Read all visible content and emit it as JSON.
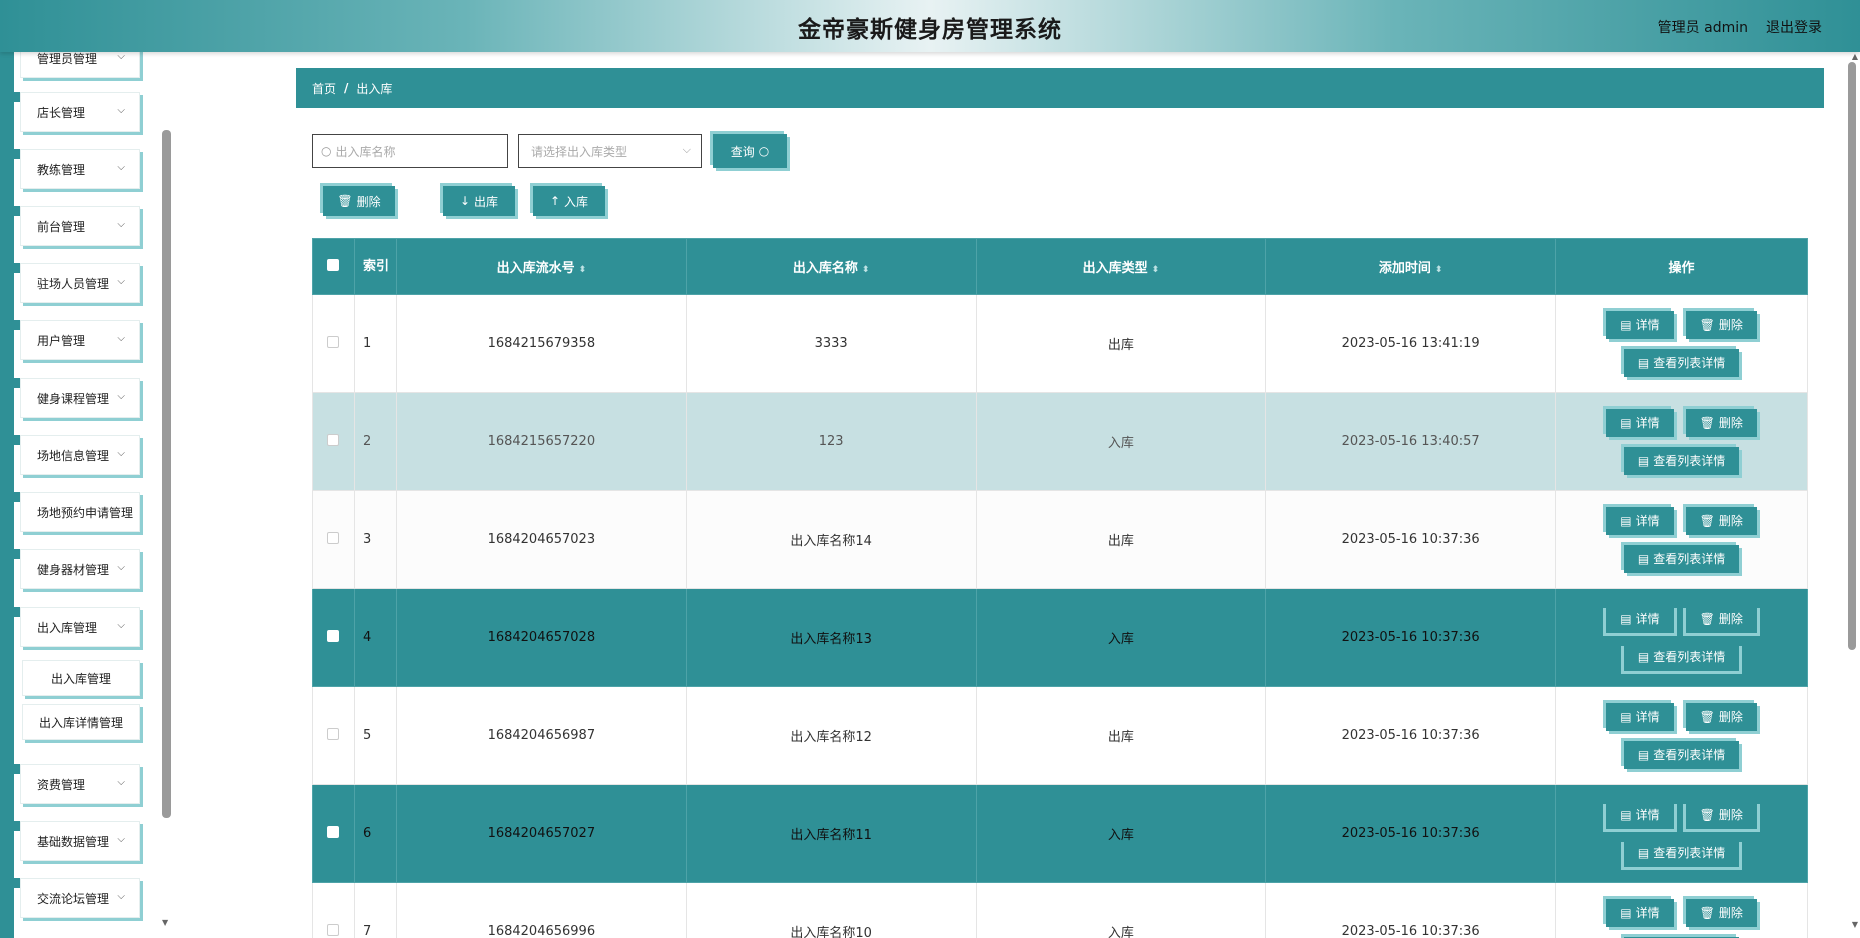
{
  "header": {
    "title": "金帝豪斯健身房管理系统",
    "user": "管理员 admin",
    "logout": "退出登录"
  },
  "sidebar": {
    "items": [
      {
        "label": "管理员管理"
      },
      {
        "label": "店长管理"
      },
      {
        "label": "教练管理"
      },
      {
        "label": "前台管理"
      },
      {
        "label": "驻场人员管理"
      },
      {
        "label": "用户管理"
      },
      {
        "label": "健身课程管理"
      },
      {
        "label": "场地信息管理"
      },
      {
        "label": "场地预约申请管理"
      },
      {
        "label": "健身器材管理"
      },
      {
        "label": "出入库管理"
      },
      {
        "label": "资费管理"
      },
      {
        "label": "基础数据管理"
      },
      {
        "label": "交流论坛管理"
      }
    ],
    "subitems": [
      {
        "label": "出入库管理"
      },
      {
        "label": "出入库详情管理"
      }
    ]
  },
  "breadcrumb": {
    "home": "首页",
    "sep": "/",
    "current": "出入库"
  },
  "search": {
    "name_placeholder": "出入库名称",
    "type_placeholder": "请选择出入库类型",
    "query_label": "查询"
  },
  "actions": {
    "delete_label": "删除",
    "out_label": "出库",
    "in_label": "入库"
  },
  "table": {
    "headers": {
      "index": "索引",
      "serial": "出入库流水号",
      "name": "出入库名称",
      "type": "出入库类型",
      "time": "添加时间",
      "ops": "操作"
    },
    "op_labels": {
      "detail": "详情",
      "delete": "删除",
      "list_detail": "查看列表详情"
    },
    "rows": [
      {
        "index": "1",
        "serial": "1684215679358",
        "name": "3333",
        "type": "出库",
        "time": "2023-05-16 13:41:19"
      },
      {
        "index": "2",
        "serial": "1684215657220",
        "name": "123",
        "type": "入库",
        "time": "2023-05-16 13:40:57"
      },
      {
        "index": "3",
        "serial": "1684204657023",
        "name": "出入库名称14",
        "type": "出库",
        "time": "2023-05-16 10:37:36"
      },
      {
        "index": "4",
        "serial": "1684204657028",
        "name": "出入库名称13",
        "type": "入库",
        "time": "2023-05-16 10:37:36"
      },
      {
        "index": "5",
        "serial": "1684204656987",
        "name": "出入库名称12",
        "type": "出库",
        "time": "2023-05-16 10:37:36"
      },
      {
        "index": "6",
        "serial": "1684204657027",
        "name": "出入库名称11",
        "type": "入库",
        "time": "2023-05-16 10:37:36"
      },
      {
        "index": "7",
        "serial": "1684204656996",
        "name": "出入库名称10",
        "type": "入库",
        "time": "2023-05-16 10:37:36"
      }
    ]
  },
  "colors": {
    "primary": "#2f9096",
    "accent_shadow": "#8fcfd3",
    "highlight_row": "#c7e0e2"
  }
}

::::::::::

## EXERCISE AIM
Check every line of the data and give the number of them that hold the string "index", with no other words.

## EXERCISE ANSWER
8